As I’ve written before, in seeking to quickly reopen the economy, Trump and the GOP governors are taking the risk of signaling to metro voters that they are placing a higher priority on the economic needs of their small-town base than on the public-health concerns of those in the largest communities.
Trump and many other Republicans would probably accept that risk so long as they can maintain their rock-solid support in the smaller places. The big question is whether they can sustain such backing if the disease reaches those communities in greater force, especially since even there, according to the NBC/WSJ poll, so many voters already are either openly critical or ambivalent about his response.
Michael T. Osterholm, the director of the Center for Infectious Disease Research and Policy at the University of Minnesota, believes that the disease’s diffusion remains inevitable. Even without an early end to social distancing, it is highly likely that the virus will spread until it infects about two-thirds of all Americans, he told me, estimating that roughly 5 percent have been infected so far. Osterholm said he anticipates a second round of disease, most likely in the fall, when the outbreak could not only resurge in the places that have already been hit, but also reach more broadly into places that have been spared.
A new study from the Brookings Institution demographer William Frey already shows that the disease is extending somewhat deeper into Trump country over time. While Trump won only about one-third of the vote in the counties that reached a critical mass of cases in early April, Frey found, that number rose slightly past 40 percent in the counties that have joined them since.

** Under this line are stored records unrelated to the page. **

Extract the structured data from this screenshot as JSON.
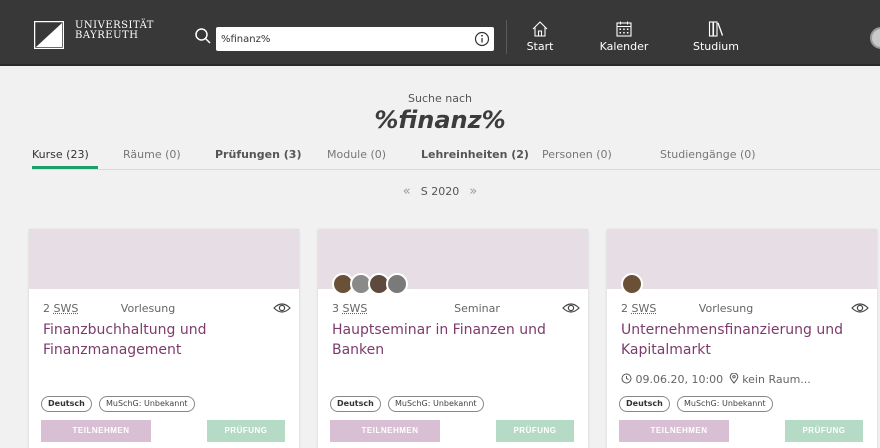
{
  "header": {
    "logo_line1": "UNIVERSITÄT",
    "logo_line2": "BAYREUTH",
    "search_value": "%finanz%",
    "nav": [
      {
        "label": "Start",
        "icon": "home-icon"
      },
      {
        "label": "Kalender",
        "icon": "calendar-icon"
      },
      {
        "label": "Studium",
        "icon": "books-icon"
      }
    ]
  },
  "heading": {
    "prefix": "Suche nach",
    "query": "%finanz%"
  },
  "tabs": [
    {
      "label": "Kurse (23)",
      "active": true
    },
    {
      "label": "Räume (0)"
    },
    {
      "label": "Prüfungen (3)"
    },
    {
      "label": "Module (0)"
    },
    {
      "label": "Lehreinheiten (2)"
    },
    {
      "label": "Personen (0)"
    },
    {
      "label": "Studiengänge (0)"
    }
  ],
  "semester": {
    "prev": "«",
    "label": "S 2020",
    "next": "»"
  },
  "cards": [
    {
      "sws_num": "2",
      "sws_unit": "SWS",
      "type": "Vorlesung",
      "title": "Finanzbuchhaltung und Finanzmanagement",
      "date": "",
      "tag_language": "Deutsch",
      "tag_muschg": "MuSchG: Unbekannt",
      "btn_join": "TEILNEHMEN",
      "btn_exam": "PRÜFUNG"
    },
    {
      "sws_num": "3",
      "sws_unit": "SWS",
      "type": "Seminar",
      "title": "Hauptseminar in Finanzen und Banken",
      "date": "",
      "tag_language": "Deutsch",
      "tag_muschg": "MuSchG: Unbekannt",
      "btn_join": "TEILNEHMEN",
      "btn_exam": "PRÜFUNG"
    },
    {
      "sws_num": "2",
      "sws_unit": "SWS",
      "type": "Vorlesung",
      "title": "Unternehmensfinanzierung und Kapitalmarkt",
      "date": "09.06.20, 10:00",
      "room": "kein Raum...",
      "tag_language": "Deutsch",
      "tag_muschg": "MuSchG: Unbekannt",
      "btn_join": "TEILNEHMEN",
      "btn_exam": "PRÜFUNG"
    }
  ],
  "colors": {
    "topbar": "#383838",
    "accent_green": "#1f9e6d",
    "title_purple": "#7d3b6d",
    "card_head": "#e7dde5",
    "btn_join": "#d9bfd3",
    "btn_exam": "#b5dbc6"
  }
}
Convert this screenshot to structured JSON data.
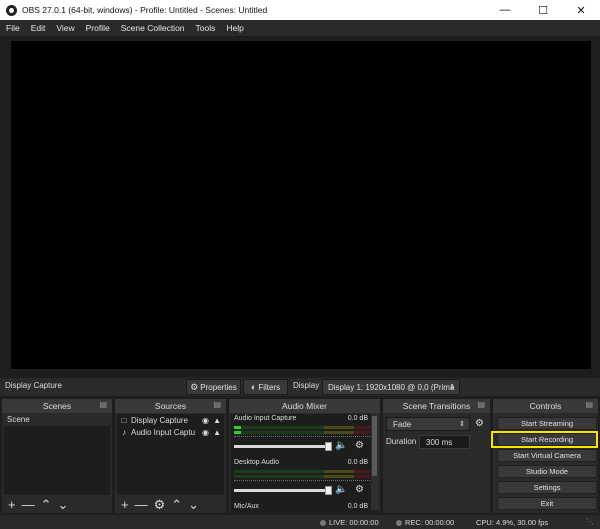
{
  "window": {
    "title": "OBS 27.0.1 (64-bit, windows) - Profile: Untitled - Scenes: Untitled",
    "minimize_icon": "minimize-icon",
    "maximize_icon": "maximize-icon",
    "close_icon": "close-icon"
  },
  "menu": [
    "File",
    "Edit",
    "View",
    "Profile",
    "Scene Collection",
    "Tools",
    "Help"
  ],
  "source_bar": {
    "source_name": "Display Capture",
    "properties_label": "Properties",
    "filters_label": "Filters",
    "display_label": "Display",
    "display_value": "Display 1: 1920x1080 @ 0,0 (Prima"
  },
  "scenes": {
    "title": "Scenes",
    "items": [
      "Scene"
    ]
  },
  "sources": {
    "title": "Sources",
    "items": [
      "Display Capture",
      "Audio Input Captu"
    ]
  },
  "mixer": {
    "title": "Audio Mixer",
    "channels": [
      {
        "name": "Audio Input Capture",
        "db": "0.0 dB",
        "level": 0.05,
        "volume": 0.7
      },
      {
        "name": "Desktop Audio",
        "db": "0.0 dB",
        "level": 0.0,
        "volume": 0.7
      },
      {
        "name": "Mic/Aux",
        "db": "0.0 dB"
      }
    ]
  },
  "transitions": {
    "title": "Scene Transitions",
    "selected": "Fade",
    "duration_label": "Duration",
    "duration_value": "300 ms"
  },
  "controls": {
    "title": "Controls",
    "buttons": [
      "Start Streaming",
      "Start Recording",
      "Start Virtual Camera",
      "Studio Mode",
      "Settings",
      "Exit"
    ],
    "highlighted": "Start Recording",
    "highlight_color": "#f5e600"
  },
  "status": {
    "live": "LIVE: 00:00:00",
    "rec": "REC: 00:00:00",
    "cpu": "CPU: 4.9%, 30.00 fps"
  }
}
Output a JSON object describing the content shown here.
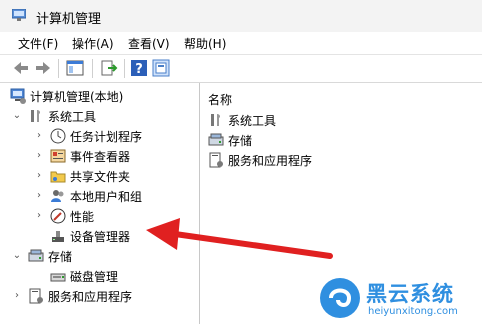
{
  "window": {
    "title": "计算机管理"
  },
  "menu": [
    {
      "label": "文件(F)"
    },
    {
      "label": "操作(A)"
    },
    {
      "label": "查看(V)"
    },
    {
      "label": "帮助(H)"
    }
  ],
  "toolbar": {
    "icons": [
      "back-icon",
      "forward-icon",
      "show-hide-console-tree-icon",
      "export-list-icon",
      "help-icon",
      "properties-icon"
    ]
  },
  "tree": {
    "root": "计算机管理(本地)",
    "system_tools": "系统工具",
    "children": [
      {
        "label": "任务计划程序",
        "icon": "clock-icon"
      },
      {
        "label": "事件查看器",
        "icon": "event-viewer-icon"
      },
      {
        "label": "共享文件夹",
        "icon": "shared-folder-icon"
      },
      {
        "label": "本地用户和组",
        "icon": "users-icon"
      },
      {
        "label": "性能",
        "icon": "performance-icon"
      },
      {
        "label": "设备管理器",
        "icon": "device-manager-icon"
      }
    ],
    "storage": "存储",
    "disk": "磁盘管理",
    "services": "服务和应用程序"
  },
  "list": {
    "header": "名称",
    "items": [
      {
        "label": "系统工具",
        "icon": "tools-icon"
      },
      {
        "label": "存储",
        "icon": "storage-icon"
      },
      {
        "label": "服务和应用程序",
        "icon": "services-icon"
      }
    ]
  },
  "watermark": {
    "brand": "黑云系统",
    "url": "heiyunxitong.com"
  },
  "colors": {
    "arrow": "#e02020",
    "accent": "#2b6fd6",
    "watermark_blue": "#2f8fe0"
  }
}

The communities beyond the metro core that generally have suffered the least damage from the outbreak contain the most voters who describe themselves as ambivalent about Trump’s response. If at any point before November, the disease does reach further into those culturally conservative smaller places at the core of Trump’s electoral coalition, it might threaten his last line of defense—especially because Trump and other Republicans are now betting so heavily on pushing to unwind social restrictions. To Osterholm, the question is not if, but when, the coronavirus reaches all corners of the country: “This virus’s movement is a lot like gravity: You can count on it.”
Ronald Brownstein is a senior editor at The Atlantic.